  21. I always get amusement from reading these sorts of posts, probably because going through law school with an "accept responsibility for yourself" attitude put me on a direct collision with economic theories w/r/t tort law. If Lodi could have taken steps to mitigate the risk of injury at low cost, I hope this lawsuit (or the likely settlement) exacts a steep toll, so as to encourage other similiarly situated drop zones to adopt similar practices (i.e. internalize their liability costs). For those of you cursing the jumper, where do you personally draw the line w/r/t the injury no longer being the jumper's sole responsibility? What if (extreme hypothetical) the pilot was intoxicated and forgot to level the plane, at that point do you still allocate responsibility to the jumper? At some point the scale needs to start tipping... (edited to fix typos)
  22. Are you also contending that European products are safer and better designed? How about another view - non US manufacturers stay out of the market because they can get away with making crappier products and they don't have to internalize the harms they cause. Not saying anything about any non-US manufacturerers. To be honest, don't know anything about them, but I think all I see (excluding Cyprus) is US gear at the DZ. Also - evidence rules exclude post-accident improvements, as mentioned numerous times.
  23. [QUOTE]There is what seems to be a flaw in our legal system that you need to foresee all potential problems in advance. I look at the Vioxx suits as a counterpart in the medical side. Most car improvements seem to come from experimentation in real world results as well. Remember the disaster with the passive seat belts attached to the doors? If the lap belt wasn't used, they could fail quite badly in an accident that opened the door. [/QUOTE] What might appear to be a flaw is actually a policy decisions designed to force the manufacturers to internalize some measure of societal harms as an incentive to either i) make their products safe, or ii) properly warn people about the risks of their products to the extent that it is not obvious that the products are safe. Perhaps it was obvious that these rigs were improperly used, but if not, then maybe Strong should pay for failing to either educate, supervise, modify, or take some other action to make these safe. Can you imagine what kind of crap would be on the market if manufacturers weren't held liable for poorly desinged (or even well desinged but flawed or dangerous products?) Also, many (if not all) states evidence laws prevent SRMs (subsequent remedial measures - i.e. product fixes) from being used as evidence in a products liability case. That is also a policy decision (and one you probably agree with) that encourages manufactures to improve design flaws or warning failures. Is the system as good as it could be? Of course not, law is an imperfect system. Can it be better? Not obvious... every *improvement* probably just results in a rebalance of harms.
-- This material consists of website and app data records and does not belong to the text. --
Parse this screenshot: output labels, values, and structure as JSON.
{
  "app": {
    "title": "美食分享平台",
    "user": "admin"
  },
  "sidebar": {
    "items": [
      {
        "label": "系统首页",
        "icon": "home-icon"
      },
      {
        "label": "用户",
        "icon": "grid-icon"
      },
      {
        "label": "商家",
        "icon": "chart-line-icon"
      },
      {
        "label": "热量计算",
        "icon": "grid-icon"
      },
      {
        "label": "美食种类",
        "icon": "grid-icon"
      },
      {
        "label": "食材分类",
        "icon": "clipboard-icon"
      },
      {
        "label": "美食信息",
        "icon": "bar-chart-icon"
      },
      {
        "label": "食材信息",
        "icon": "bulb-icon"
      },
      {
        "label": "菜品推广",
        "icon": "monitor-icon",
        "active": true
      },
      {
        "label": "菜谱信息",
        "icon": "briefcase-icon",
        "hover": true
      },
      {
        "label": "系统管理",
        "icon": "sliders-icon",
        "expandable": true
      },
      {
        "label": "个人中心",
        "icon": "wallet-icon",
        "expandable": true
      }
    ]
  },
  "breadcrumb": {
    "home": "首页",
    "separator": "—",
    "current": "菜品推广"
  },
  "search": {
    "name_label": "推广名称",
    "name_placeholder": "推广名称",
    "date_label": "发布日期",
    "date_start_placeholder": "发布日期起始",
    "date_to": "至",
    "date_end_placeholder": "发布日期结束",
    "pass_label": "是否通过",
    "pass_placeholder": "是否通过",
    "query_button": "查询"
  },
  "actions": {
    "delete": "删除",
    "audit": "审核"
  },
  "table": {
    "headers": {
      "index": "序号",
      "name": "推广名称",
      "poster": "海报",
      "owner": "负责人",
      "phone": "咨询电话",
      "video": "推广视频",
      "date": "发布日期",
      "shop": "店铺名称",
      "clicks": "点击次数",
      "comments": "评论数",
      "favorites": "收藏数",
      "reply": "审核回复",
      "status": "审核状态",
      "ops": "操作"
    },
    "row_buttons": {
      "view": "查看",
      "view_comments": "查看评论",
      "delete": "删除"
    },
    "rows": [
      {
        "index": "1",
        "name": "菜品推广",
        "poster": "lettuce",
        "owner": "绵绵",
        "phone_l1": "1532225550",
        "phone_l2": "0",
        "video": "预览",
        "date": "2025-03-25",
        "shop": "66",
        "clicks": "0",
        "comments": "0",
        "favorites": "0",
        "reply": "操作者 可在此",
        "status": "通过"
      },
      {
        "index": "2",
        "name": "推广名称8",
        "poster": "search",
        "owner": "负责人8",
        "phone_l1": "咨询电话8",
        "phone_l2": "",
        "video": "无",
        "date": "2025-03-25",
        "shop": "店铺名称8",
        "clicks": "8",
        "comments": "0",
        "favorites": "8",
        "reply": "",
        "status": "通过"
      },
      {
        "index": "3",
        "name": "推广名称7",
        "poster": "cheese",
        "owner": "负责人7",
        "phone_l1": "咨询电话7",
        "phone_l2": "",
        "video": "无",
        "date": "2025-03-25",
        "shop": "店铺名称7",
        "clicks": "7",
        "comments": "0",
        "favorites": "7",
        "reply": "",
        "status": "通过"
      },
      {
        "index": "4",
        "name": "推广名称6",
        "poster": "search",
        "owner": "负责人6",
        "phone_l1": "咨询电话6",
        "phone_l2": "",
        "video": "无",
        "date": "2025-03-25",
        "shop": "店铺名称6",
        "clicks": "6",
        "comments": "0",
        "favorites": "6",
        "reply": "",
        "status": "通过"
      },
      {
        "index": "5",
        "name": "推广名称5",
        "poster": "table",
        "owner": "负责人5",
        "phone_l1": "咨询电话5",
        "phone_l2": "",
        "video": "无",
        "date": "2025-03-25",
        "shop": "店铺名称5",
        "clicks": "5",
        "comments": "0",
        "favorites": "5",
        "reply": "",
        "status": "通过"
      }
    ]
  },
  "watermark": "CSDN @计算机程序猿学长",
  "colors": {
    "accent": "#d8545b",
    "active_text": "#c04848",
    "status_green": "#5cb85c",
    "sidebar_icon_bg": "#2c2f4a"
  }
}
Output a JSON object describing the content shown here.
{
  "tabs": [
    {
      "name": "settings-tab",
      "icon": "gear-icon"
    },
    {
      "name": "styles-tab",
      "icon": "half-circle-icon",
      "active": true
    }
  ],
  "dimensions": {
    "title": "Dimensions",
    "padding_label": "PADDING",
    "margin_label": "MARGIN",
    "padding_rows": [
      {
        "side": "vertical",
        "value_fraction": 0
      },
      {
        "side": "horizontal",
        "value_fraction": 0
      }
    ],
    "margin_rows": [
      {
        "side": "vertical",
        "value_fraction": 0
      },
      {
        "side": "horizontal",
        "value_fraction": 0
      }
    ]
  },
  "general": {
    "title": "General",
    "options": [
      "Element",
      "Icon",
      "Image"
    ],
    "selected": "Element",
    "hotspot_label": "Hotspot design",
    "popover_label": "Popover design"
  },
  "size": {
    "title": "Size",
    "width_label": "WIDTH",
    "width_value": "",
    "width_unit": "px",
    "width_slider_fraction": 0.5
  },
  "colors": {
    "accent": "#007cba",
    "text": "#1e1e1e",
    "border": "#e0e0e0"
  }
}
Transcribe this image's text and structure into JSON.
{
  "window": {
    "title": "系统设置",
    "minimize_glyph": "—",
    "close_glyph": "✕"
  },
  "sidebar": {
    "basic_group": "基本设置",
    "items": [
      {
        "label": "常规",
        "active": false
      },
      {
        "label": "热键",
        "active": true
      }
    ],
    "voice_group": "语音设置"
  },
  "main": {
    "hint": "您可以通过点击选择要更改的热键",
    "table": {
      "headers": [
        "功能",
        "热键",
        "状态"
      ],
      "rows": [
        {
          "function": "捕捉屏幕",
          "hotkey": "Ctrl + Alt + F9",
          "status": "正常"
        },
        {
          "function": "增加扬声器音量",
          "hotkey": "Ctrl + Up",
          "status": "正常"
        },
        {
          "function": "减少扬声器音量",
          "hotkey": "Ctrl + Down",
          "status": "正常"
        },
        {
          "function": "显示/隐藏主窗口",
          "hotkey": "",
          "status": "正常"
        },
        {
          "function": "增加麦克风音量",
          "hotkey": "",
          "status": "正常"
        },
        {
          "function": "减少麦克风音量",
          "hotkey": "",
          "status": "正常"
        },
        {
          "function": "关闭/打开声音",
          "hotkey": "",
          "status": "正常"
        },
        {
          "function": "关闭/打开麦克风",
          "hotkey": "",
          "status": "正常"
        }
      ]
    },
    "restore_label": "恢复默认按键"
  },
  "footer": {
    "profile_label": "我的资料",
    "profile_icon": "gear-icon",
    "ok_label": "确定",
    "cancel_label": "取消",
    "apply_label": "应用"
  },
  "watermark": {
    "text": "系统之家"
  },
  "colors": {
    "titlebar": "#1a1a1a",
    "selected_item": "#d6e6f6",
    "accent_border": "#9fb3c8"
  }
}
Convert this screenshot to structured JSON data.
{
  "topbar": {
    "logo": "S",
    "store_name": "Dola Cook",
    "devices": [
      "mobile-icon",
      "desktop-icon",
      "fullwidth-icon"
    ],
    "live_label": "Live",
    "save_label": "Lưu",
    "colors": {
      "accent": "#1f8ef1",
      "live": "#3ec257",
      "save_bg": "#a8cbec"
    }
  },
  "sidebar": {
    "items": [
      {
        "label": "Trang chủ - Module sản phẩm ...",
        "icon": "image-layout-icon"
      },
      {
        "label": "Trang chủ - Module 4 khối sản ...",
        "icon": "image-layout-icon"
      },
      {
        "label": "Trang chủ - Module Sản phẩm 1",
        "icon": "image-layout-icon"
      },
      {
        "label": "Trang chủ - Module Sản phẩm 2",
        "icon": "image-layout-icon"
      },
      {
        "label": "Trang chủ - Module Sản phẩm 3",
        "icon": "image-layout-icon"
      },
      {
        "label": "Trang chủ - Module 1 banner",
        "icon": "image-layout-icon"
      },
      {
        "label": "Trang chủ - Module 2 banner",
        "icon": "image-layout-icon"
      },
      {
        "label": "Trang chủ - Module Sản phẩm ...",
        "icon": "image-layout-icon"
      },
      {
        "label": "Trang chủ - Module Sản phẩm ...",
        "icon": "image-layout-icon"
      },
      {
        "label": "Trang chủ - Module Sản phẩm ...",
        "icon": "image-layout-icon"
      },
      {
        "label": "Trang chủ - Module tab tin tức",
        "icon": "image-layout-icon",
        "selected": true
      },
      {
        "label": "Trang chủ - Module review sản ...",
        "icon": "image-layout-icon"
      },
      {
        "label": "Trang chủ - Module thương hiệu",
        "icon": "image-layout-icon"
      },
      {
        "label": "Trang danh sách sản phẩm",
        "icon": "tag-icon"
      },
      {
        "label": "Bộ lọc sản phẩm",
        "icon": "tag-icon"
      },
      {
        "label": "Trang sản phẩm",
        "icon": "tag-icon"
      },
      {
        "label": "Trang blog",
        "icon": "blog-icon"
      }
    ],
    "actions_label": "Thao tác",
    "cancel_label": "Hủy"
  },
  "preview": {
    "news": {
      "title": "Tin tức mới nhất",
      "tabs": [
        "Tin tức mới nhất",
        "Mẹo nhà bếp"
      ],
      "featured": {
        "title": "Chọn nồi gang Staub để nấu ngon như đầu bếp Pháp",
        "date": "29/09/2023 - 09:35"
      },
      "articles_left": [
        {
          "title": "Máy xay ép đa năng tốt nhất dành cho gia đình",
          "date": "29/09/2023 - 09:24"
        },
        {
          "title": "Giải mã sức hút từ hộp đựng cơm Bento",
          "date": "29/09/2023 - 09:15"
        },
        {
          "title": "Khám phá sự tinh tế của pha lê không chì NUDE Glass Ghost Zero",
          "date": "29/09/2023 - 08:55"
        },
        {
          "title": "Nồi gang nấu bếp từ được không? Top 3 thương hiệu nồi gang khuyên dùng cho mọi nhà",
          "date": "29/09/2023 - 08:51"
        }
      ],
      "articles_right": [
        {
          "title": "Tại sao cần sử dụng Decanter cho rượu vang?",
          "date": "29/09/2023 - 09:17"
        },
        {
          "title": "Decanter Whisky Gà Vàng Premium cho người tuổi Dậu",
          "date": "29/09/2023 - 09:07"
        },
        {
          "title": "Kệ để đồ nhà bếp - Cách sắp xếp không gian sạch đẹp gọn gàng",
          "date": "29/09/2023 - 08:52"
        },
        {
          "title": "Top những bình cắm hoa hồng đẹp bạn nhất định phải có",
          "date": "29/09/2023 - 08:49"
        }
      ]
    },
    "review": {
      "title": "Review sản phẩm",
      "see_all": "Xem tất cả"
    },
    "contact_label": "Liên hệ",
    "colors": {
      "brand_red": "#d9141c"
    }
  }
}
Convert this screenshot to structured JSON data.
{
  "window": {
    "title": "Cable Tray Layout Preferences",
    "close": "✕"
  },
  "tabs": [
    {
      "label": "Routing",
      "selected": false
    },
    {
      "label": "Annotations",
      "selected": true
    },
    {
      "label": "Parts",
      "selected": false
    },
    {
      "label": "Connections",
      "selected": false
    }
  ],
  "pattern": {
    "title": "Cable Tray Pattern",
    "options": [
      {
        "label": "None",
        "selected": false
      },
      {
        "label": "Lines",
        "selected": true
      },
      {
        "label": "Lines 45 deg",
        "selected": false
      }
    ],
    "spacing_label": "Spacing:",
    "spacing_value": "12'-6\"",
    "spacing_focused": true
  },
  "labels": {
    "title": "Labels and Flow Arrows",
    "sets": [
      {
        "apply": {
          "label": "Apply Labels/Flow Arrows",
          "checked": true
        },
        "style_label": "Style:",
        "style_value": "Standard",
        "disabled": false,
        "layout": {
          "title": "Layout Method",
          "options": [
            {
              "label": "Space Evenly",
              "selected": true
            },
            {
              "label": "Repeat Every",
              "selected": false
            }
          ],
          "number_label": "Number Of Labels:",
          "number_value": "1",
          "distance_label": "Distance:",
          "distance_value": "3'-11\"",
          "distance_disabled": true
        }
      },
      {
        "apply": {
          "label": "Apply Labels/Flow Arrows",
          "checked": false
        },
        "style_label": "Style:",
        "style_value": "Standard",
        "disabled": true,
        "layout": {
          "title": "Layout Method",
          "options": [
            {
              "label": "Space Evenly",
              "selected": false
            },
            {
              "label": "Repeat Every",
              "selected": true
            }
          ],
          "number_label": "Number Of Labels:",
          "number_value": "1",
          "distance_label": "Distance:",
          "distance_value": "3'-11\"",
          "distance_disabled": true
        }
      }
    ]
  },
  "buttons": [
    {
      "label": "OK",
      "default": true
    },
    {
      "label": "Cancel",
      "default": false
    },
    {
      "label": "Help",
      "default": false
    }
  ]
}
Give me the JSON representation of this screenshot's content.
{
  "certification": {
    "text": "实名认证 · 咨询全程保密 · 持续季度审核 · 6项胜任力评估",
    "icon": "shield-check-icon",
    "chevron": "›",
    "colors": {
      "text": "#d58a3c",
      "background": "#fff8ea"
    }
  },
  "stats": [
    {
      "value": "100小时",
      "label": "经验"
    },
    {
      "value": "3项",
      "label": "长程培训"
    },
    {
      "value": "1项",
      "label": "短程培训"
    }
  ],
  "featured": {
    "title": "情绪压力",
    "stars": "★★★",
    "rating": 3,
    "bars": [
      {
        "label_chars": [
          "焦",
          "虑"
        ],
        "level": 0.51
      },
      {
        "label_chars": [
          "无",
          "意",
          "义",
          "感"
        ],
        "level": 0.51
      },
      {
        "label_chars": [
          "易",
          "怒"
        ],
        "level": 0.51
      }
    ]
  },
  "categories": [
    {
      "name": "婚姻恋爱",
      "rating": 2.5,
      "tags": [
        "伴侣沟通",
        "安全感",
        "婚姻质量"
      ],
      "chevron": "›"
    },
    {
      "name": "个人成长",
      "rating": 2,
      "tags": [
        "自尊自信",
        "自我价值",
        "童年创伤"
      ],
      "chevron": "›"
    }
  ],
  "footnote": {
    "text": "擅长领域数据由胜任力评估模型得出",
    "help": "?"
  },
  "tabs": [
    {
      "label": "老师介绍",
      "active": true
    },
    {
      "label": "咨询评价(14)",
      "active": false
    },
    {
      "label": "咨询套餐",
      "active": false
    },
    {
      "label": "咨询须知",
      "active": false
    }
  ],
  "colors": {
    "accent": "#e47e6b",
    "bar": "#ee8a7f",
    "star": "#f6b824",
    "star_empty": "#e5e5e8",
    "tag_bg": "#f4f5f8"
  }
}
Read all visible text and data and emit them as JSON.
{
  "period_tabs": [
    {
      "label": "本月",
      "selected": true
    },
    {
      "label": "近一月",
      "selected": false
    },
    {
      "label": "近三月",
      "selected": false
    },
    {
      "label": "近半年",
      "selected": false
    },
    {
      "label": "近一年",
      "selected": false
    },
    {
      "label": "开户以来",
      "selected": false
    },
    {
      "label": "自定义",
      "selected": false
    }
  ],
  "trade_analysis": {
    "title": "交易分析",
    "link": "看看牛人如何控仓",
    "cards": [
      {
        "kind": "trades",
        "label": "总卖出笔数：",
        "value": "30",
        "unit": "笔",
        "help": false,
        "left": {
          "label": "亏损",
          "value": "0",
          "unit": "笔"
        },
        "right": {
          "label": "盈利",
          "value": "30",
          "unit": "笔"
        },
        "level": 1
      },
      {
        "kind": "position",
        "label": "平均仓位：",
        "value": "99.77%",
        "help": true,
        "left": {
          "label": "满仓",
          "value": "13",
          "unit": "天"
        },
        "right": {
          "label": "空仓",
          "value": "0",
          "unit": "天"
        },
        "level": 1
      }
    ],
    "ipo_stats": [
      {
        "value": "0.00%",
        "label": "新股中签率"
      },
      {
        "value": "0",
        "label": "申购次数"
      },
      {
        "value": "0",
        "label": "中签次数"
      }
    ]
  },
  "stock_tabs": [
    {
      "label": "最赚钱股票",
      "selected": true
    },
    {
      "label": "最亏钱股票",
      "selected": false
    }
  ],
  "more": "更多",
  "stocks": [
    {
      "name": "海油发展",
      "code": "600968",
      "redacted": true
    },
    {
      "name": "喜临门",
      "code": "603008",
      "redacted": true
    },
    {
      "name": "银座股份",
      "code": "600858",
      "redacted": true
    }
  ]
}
  24. Hmmm.. CivPro was a while ago for me too and not a great class for me, but I remember summary judgement being a hotly contested mechanism for judicial efficiency in the face of overloaded court dockets. There might be factual issues in dispute, but the judge might conclude that no reasonable jury could rule X way under the facts at hand, and dispose of the case one way or the other. I.e I sue you and say that you beat me up (my fact), and you state that you were out-of-state and produce video footage corroborating such statement (your facts). Judge might dismiss if my fact is necessary for my case as my facts viewed against yours leave no 'reasonable' basis for mine to be true as determined by a jury.